SUPPLIED MATERIAL -
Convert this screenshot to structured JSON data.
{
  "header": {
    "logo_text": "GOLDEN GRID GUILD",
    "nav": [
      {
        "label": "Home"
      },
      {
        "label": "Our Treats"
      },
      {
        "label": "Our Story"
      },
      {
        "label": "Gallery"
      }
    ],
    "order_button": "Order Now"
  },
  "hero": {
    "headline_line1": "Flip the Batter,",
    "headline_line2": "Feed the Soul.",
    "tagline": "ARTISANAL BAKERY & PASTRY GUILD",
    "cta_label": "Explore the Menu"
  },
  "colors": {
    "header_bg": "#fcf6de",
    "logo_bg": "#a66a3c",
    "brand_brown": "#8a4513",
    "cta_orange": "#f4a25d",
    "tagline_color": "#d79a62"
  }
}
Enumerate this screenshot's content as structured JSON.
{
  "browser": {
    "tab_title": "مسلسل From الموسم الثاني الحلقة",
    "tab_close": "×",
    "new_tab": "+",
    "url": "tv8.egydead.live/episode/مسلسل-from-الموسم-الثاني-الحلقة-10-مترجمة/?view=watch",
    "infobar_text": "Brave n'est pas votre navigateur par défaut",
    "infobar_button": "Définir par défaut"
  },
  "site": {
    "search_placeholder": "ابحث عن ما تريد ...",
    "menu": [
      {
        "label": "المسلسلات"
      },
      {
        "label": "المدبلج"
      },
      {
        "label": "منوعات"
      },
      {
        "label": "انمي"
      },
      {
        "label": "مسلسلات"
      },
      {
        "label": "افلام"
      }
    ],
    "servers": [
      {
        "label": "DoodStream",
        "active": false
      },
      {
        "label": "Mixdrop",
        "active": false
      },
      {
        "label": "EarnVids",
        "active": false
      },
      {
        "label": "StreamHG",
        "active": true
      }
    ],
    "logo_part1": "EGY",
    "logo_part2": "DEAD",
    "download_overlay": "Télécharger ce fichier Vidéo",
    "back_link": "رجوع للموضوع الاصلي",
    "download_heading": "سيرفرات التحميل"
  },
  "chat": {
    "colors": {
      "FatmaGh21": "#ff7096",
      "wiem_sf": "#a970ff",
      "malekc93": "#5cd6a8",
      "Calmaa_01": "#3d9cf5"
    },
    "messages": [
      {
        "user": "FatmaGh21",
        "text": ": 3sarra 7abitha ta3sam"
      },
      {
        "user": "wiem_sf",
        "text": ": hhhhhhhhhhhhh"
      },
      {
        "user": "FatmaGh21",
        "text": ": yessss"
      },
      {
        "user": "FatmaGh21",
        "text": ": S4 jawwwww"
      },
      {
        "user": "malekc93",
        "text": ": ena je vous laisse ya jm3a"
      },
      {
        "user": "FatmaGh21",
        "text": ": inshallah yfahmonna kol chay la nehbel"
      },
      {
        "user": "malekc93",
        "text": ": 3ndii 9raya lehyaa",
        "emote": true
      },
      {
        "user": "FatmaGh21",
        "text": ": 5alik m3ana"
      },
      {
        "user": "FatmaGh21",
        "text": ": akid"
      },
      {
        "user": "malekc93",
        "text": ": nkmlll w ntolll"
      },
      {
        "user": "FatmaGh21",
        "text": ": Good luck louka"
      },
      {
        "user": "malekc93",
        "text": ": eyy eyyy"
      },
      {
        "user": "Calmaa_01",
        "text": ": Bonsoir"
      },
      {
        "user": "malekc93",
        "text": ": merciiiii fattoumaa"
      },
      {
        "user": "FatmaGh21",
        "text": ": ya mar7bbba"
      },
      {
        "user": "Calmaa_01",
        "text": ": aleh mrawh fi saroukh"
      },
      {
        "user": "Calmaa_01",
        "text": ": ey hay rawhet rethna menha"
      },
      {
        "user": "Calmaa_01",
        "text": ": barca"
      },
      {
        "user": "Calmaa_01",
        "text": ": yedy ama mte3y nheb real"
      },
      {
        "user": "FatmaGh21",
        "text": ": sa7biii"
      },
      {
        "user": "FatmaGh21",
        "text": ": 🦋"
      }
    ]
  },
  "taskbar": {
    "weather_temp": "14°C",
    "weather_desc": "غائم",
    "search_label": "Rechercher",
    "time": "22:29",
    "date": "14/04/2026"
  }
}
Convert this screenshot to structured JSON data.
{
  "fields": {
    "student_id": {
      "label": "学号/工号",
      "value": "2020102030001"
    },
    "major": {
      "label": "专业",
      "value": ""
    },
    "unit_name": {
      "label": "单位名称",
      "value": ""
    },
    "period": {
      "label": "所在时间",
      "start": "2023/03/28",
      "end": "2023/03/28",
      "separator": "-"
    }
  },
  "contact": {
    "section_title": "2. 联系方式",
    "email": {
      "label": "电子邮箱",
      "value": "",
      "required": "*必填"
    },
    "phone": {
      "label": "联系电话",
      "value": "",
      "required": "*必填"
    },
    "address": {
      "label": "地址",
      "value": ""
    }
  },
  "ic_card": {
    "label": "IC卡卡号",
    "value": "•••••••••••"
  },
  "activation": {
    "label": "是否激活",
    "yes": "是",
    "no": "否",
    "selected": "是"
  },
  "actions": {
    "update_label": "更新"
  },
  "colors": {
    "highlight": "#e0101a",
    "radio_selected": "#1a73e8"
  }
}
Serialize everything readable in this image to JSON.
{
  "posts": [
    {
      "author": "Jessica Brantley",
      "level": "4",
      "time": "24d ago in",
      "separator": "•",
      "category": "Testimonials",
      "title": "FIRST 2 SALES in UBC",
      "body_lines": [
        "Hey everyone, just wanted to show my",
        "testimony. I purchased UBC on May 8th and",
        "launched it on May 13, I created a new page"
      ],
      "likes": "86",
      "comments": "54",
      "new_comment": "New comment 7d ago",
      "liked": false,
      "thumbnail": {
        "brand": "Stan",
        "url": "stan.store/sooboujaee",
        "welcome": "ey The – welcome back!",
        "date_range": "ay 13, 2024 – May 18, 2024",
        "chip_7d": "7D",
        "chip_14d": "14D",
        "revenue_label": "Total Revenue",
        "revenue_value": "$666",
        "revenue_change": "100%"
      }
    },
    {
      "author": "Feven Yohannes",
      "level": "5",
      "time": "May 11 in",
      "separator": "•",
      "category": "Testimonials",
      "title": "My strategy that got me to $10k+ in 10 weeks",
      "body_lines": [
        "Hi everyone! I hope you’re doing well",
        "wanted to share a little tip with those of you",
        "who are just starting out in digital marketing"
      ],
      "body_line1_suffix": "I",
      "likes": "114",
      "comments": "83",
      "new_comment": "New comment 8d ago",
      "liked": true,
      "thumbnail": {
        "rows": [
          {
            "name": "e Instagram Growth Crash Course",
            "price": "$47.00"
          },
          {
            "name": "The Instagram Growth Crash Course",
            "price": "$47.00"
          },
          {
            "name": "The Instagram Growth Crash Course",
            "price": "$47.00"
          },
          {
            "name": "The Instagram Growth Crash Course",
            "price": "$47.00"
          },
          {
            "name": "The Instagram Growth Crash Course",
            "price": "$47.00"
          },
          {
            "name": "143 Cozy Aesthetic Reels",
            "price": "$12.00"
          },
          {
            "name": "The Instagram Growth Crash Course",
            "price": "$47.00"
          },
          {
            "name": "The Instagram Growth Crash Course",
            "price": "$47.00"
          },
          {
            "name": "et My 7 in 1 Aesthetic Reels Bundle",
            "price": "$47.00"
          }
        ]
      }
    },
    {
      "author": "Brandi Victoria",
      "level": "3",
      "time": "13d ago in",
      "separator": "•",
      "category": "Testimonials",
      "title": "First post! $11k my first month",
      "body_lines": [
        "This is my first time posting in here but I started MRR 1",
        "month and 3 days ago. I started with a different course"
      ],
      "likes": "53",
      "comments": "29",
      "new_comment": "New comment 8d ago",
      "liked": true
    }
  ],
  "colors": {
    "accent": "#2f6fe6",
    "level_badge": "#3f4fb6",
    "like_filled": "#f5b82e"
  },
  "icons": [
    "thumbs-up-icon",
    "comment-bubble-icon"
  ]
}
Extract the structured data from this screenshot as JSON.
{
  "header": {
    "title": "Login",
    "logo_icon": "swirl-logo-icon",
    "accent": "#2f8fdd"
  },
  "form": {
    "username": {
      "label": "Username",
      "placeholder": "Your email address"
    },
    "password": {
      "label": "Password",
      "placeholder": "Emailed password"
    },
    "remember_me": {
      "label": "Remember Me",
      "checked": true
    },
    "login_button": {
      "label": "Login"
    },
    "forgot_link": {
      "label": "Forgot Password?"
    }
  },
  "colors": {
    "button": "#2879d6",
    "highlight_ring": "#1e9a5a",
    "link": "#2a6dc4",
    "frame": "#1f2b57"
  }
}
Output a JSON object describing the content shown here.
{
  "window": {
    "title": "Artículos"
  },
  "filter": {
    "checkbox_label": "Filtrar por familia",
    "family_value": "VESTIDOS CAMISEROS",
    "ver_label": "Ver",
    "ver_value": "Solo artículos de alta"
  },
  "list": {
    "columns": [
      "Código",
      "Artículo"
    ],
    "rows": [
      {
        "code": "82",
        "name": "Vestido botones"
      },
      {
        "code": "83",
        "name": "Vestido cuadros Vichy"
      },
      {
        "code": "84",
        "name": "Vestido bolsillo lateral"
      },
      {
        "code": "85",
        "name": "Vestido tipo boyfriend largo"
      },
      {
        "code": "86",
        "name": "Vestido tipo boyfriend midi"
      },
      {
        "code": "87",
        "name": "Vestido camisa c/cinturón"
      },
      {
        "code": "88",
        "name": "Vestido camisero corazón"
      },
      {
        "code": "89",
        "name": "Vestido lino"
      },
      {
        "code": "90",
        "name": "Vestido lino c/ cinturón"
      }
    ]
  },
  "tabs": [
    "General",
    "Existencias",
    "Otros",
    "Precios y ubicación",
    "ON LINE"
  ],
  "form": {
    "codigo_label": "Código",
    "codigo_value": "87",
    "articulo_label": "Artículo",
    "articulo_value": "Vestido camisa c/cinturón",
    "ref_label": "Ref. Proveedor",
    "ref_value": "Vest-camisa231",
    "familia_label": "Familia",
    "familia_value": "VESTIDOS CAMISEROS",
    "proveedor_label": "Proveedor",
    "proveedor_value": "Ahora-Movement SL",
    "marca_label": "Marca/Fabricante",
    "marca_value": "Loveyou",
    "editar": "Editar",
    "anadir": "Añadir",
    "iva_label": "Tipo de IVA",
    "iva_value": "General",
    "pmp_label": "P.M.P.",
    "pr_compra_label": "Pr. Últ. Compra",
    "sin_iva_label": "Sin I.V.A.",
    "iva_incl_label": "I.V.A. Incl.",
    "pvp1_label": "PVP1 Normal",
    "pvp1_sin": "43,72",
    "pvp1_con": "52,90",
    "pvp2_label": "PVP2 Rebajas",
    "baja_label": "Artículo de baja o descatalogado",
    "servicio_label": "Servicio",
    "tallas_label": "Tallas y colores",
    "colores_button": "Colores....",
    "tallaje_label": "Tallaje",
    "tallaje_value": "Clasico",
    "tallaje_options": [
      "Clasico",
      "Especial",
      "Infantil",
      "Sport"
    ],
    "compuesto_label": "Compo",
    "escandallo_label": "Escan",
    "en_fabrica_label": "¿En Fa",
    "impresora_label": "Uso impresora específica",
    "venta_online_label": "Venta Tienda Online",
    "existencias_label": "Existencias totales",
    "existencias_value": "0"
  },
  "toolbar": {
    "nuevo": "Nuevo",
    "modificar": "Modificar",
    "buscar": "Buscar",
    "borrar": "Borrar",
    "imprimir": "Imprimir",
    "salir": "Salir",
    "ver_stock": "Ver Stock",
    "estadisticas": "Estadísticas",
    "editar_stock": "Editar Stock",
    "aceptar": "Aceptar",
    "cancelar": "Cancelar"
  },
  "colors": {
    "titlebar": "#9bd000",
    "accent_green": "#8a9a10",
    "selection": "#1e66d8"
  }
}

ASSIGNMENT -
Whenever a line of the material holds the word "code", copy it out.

EXPECTED OUTPUT -
        "code": "82",
        "code": "83",
        "code": "84",
        "code": "85",
        "code": "86",
        "code": "87",
        "code": "88",
        "code": "89",
        "code": "90",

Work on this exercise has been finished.